Your instructions — Please give the number of lines in the records below that include "true", with no other output.

----

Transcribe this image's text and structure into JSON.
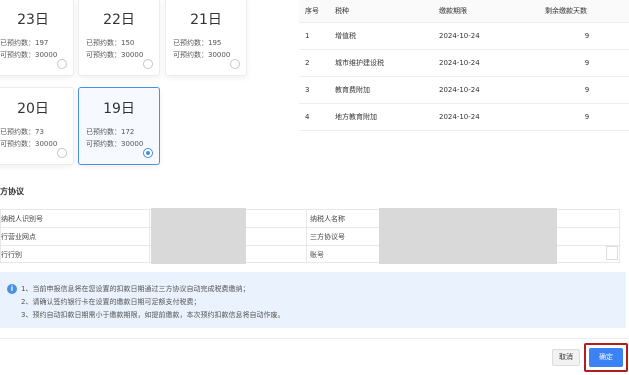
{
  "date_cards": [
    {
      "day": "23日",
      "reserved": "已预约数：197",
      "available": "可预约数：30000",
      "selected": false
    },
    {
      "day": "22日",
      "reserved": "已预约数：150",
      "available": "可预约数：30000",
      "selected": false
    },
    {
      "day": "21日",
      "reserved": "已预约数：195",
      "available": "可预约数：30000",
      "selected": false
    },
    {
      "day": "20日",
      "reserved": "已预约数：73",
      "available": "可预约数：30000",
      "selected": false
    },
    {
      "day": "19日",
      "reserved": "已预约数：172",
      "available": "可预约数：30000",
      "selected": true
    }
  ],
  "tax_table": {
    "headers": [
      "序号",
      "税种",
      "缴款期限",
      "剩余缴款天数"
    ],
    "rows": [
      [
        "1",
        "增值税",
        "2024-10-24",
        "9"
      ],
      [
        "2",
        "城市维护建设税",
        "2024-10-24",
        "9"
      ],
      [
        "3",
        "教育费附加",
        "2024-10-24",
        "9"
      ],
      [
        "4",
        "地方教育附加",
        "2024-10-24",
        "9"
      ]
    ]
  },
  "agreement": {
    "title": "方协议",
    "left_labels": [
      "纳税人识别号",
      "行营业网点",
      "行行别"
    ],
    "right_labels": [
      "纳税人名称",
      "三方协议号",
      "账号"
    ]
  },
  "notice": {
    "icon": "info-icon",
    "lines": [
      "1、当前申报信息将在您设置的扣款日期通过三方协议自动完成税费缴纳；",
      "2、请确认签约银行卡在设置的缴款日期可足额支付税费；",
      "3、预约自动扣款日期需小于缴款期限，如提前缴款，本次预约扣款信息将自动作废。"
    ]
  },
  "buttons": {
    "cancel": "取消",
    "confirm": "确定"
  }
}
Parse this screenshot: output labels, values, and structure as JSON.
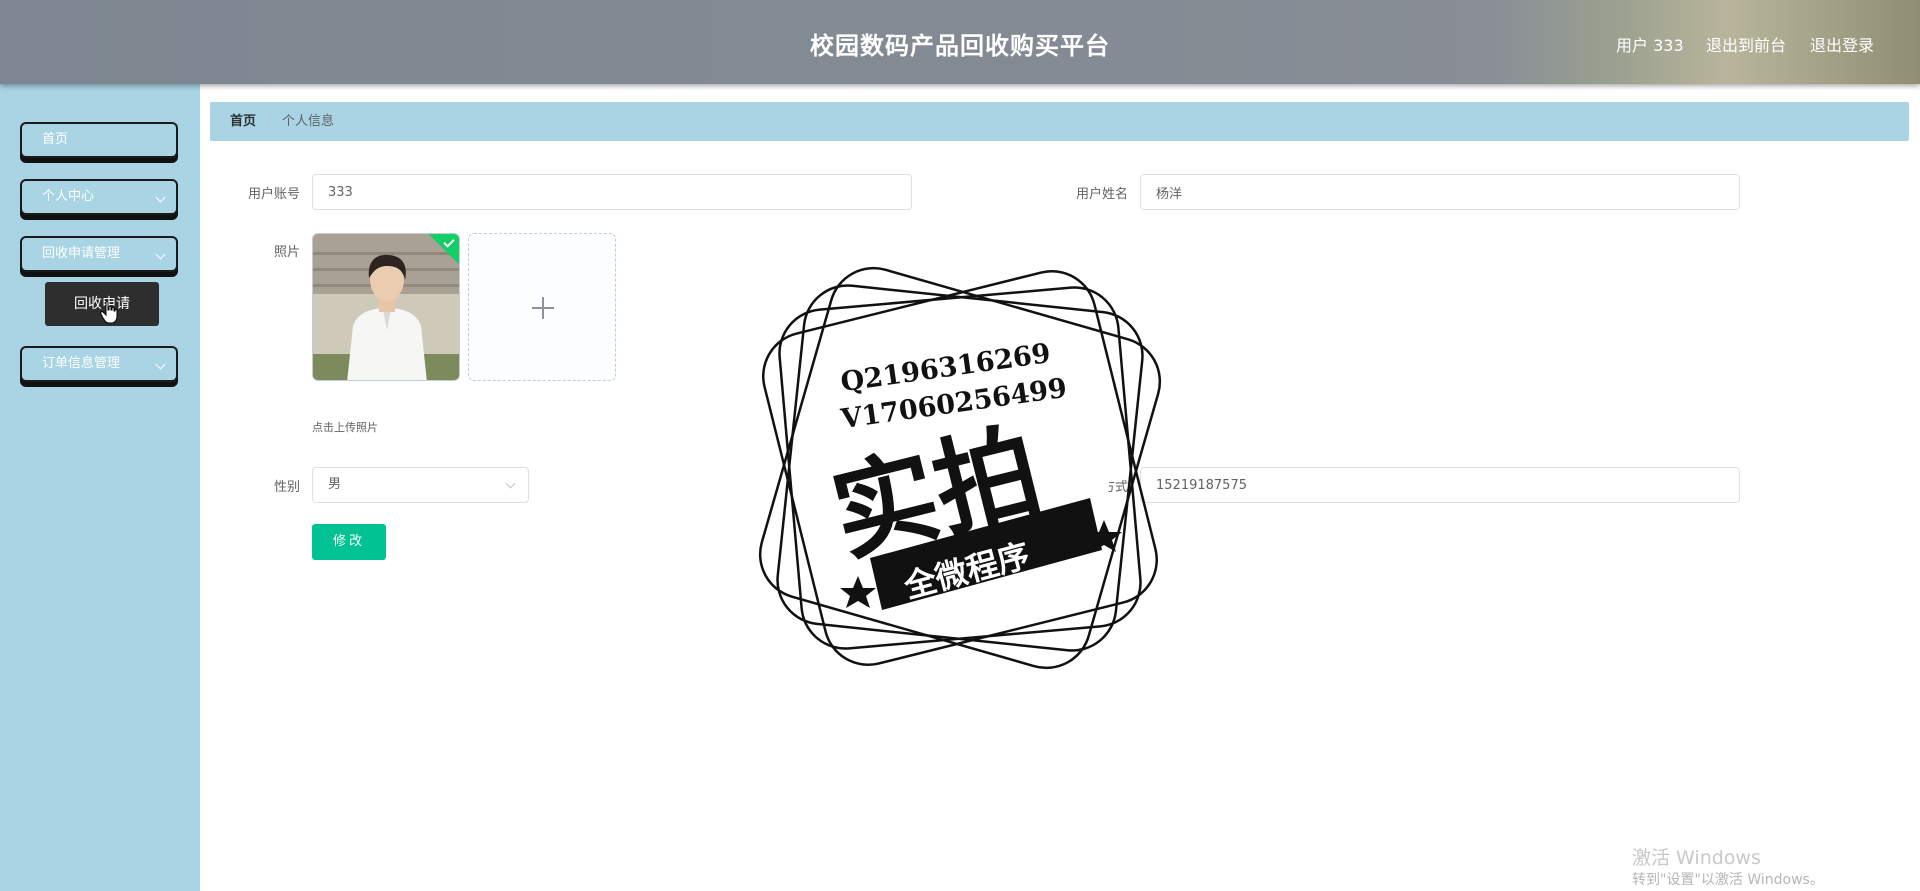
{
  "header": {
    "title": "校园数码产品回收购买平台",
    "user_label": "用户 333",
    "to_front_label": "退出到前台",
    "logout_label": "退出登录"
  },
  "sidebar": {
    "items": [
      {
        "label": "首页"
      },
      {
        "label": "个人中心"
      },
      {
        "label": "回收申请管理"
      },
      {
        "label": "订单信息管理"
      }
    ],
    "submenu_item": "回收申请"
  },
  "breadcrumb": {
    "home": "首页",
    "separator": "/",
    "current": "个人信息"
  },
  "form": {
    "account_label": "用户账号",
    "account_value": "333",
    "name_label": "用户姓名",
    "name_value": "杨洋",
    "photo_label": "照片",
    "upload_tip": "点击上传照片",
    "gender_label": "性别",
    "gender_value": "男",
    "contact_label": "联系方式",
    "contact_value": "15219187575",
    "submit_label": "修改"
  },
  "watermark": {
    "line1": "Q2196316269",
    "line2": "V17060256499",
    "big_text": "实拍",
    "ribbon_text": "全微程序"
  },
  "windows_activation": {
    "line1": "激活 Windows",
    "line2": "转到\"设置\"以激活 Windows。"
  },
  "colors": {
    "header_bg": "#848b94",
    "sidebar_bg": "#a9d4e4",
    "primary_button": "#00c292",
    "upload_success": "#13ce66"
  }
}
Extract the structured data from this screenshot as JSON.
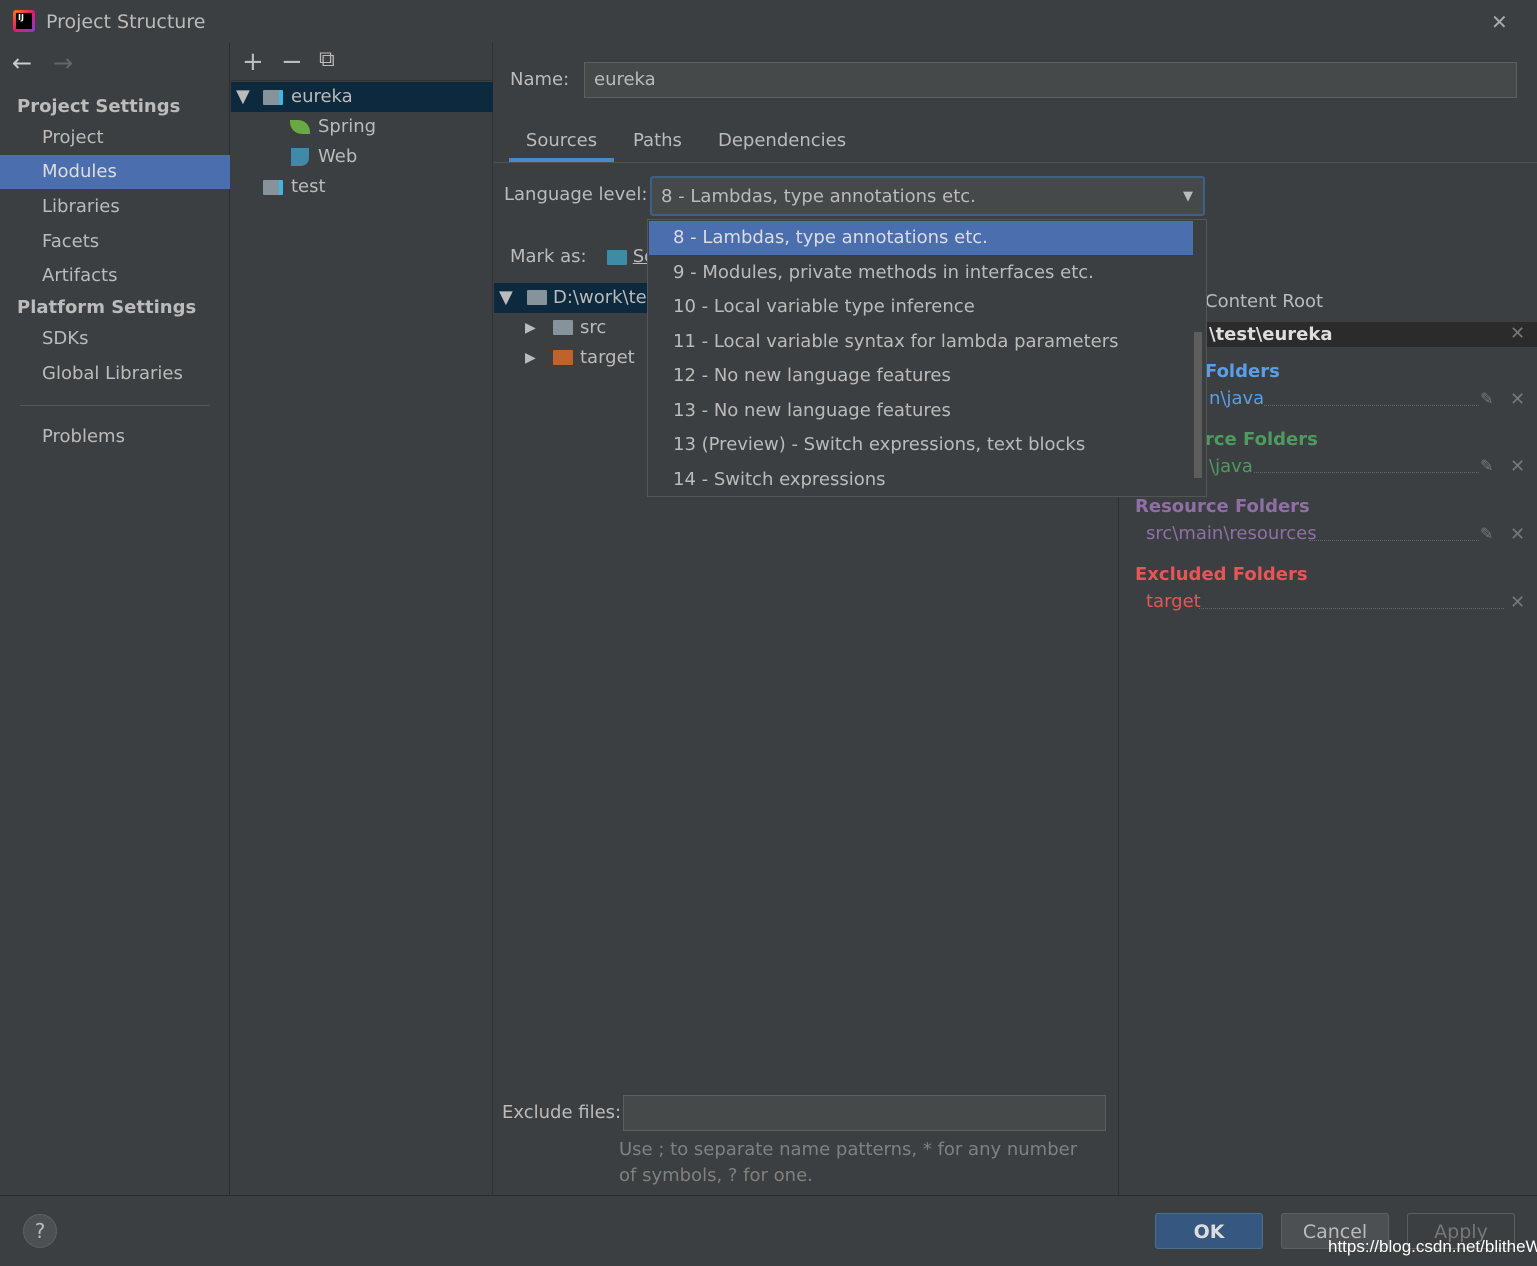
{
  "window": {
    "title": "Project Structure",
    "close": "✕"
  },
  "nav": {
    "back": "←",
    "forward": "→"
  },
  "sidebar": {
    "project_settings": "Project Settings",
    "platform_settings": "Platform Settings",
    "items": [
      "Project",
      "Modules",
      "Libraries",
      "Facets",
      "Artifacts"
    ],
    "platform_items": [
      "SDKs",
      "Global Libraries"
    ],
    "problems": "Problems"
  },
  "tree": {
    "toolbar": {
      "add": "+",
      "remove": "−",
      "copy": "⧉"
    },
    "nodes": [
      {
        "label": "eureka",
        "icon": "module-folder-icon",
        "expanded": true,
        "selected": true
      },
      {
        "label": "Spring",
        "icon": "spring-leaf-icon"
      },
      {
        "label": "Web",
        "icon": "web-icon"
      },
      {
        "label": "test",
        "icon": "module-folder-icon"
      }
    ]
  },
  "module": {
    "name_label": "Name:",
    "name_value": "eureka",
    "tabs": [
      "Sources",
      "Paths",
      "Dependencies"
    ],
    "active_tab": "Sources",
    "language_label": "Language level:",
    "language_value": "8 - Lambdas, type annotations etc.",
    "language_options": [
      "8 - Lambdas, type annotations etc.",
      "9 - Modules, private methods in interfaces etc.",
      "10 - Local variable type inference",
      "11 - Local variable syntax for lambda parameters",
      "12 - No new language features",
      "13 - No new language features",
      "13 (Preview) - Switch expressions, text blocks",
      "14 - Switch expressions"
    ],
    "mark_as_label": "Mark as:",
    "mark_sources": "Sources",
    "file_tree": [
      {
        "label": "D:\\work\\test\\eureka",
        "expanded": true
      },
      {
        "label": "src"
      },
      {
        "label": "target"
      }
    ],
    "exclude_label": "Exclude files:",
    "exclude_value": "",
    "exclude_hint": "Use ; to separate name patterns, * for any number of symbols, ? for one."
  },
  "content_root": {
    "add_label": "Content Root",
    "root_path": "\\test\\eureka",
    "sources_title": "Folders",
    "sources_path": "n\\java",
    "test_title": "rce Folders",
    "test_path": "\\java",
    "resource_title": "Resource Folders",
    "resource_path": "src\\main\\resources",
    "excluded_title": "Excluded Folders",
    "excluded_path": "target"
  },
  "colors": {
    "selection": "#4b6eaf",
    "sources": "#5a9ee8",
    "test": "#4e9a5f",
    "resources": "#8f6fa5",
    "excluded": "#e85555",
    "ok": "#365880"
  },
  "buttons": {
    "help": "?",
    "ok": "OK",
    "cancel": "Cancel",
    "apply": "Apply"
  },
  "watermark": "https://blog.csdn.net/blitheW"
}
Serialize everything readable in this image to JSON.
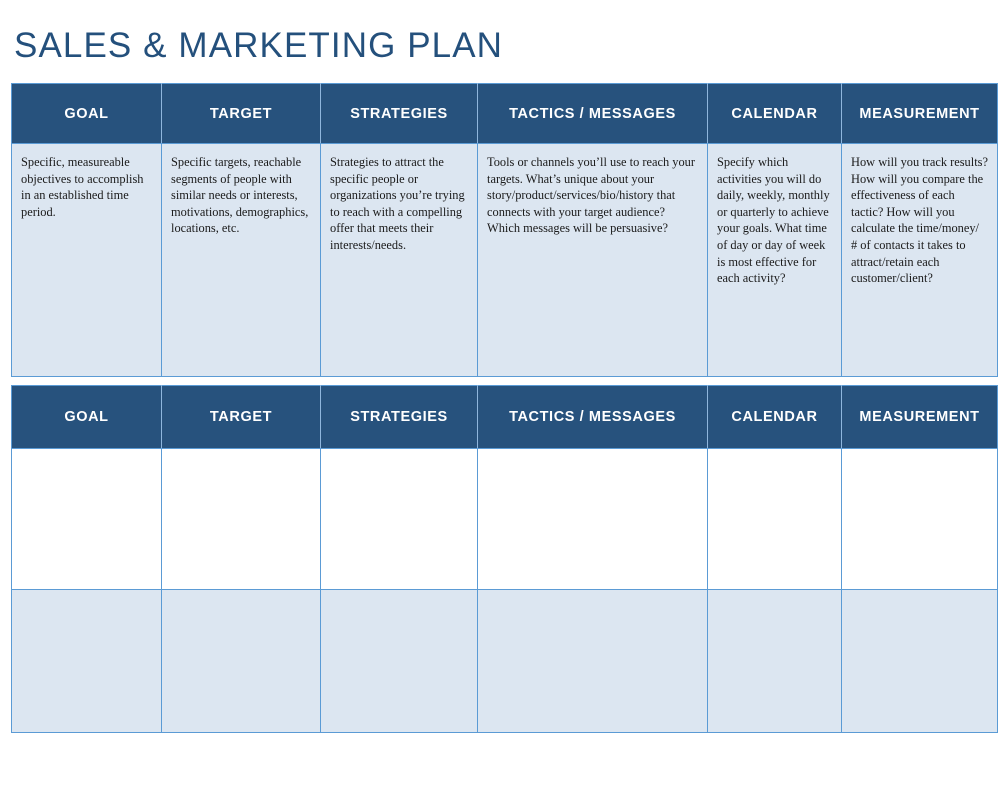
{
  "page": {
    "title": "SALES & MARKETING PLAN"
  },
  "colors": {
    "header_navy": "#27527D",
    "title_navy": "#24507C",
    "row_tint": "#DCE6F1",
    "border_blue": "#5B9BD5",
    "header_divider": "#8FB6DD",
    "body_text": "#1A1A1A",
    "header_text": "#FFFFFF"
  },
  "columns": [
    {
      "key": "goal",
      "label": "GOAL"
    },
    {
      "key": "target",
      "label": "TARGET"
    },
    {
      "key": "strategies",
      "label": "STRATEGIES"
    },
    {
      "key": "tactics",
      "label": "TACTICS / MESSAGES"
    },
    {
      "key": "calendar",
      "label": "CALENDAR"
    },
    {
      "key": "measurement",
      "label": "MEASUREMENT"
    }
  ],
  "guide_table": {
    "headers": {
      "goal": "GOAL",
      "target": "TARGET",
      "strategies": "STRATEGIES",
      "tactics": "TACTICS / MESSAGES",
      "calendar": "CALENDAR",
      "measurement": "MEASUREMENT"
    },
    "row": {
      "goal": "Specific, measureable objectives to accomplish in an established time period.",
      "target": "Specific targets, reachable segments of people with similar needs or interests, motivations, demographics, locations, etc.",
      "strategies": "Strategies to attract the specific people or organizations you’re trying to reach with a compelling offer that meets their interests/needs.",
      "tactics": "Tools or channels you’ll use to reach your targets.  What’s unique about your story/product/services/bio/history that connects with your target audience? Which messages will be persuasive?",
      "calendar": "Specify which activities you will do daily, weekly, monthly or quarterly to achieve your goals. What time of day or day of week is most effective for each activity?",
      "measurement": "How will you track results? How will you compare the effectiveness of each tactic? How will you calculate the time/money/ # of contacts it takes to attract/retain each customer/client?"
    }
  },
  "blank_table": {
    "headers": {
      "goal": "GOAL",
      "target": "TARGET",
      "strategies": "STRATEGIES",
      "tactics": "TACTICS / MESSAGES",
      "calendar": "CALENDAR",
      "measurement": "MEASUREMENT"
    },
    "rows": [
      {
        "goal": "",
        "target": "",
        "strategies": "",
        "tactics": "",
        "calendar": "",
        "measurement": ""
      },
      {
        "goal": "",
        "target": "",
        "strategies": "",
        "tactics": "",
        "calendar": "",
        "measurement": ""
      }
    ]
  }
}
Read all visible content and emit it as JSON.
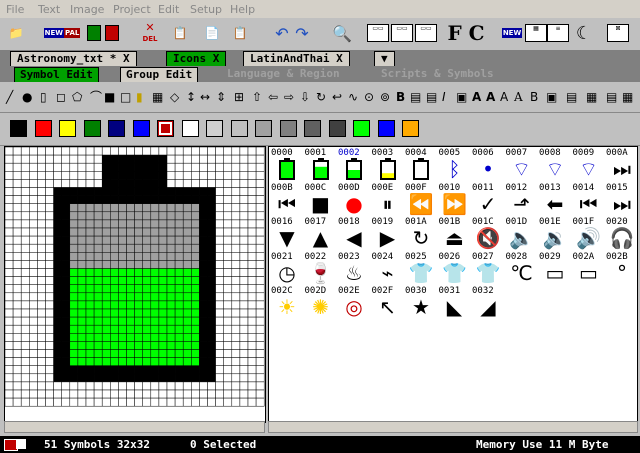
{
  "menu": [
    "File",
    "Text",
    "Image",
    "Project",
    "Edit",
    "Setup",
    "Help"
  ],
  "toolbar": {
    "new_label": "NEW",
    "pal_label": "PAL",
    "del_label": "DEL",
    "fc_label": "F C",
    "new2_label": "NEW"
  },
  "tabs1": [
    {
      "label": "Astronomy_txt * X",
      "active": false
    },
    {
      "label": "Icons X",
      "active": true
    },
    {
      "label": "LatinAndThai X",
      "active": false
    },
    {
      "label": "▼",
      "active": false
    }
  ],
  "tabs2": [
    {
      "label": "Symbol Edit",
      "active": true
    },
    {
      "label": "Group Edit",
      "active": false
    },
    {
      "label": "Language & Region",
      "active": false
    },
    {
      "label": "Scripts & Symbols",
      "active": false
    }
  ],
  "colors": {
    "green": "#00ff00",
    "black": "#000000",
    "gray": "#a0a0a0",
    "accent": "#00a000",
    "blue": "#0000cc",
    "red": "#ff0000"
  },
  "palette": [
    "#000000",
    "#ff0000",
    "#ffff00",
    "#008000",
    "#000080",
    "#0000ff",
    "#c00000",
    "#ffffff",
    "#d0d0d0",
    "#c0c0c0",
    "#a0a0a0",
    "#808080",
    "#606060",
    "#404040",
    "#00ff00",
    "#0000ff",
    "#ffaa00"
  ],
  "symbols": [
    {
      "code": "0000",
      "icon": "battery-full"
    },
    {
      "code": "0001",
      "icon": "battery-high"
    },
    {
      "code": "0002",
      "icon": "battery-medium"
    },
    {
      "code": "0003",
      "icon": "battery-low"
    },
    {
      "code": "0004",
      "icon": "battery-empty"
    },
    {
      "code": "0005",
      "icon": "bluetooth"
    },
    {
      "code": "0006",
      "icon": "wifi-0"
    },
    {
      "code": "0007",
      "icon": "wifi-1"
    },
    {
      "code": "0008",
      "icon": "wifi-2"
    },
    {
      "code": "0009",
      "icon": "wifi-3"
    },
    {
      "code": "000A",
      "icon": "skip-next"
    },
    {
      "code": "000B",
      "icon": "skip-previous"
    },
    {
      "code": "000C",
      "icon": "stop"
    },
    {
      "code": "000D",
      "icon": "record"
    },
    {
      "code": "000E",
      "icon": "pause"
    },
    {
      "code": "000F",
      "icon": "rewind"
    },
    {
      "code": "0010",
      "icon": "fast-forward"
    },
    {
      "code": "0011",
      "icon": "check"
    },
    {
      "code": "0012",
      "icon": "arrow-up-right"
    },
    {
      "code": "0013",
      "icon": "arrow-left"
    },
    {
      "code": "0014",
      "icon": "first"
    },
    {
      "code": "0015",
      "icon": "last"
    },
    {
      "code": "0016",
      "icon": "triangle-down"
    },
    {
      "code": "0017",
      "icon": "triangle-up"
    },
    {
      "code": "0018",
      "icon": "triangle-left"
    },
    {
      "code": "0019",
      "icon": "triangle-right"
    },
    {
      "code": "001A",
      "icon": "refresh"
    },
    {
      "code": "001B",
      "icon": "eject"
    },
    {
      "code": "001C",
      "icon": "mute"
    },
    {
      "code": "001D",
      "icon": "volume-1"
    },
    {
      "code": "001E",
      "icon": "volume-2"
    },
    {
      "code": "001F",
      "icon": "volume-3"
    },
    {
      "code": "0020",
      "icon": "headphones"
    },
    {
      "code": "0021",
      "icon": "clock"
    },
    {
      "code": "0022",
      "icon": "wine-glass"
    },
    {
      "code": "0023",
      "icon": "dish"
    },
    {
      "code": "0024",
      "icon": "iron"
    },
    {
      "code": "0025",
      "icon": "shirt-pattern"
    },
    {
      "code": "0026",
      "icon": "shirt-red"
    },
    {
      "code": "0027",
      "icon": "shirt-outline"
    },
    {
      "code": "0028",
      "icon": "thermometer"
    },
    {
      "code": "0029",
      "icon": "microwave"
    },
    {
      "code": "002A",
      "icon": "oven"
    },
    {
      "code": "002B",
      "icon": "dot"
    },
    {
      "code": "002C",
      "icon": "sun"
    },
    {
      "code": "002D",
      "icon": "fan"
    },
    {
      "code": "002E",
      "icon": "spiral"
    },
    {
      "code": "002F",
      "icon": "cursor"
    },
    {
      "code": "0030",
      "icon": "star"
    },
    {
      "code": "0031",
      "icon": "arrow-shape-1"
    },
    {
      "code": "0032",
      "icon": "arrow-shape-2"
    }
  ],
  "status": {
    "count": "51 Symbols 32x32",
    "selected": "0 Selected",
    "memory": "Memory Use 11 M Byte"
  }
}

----

Response area — 6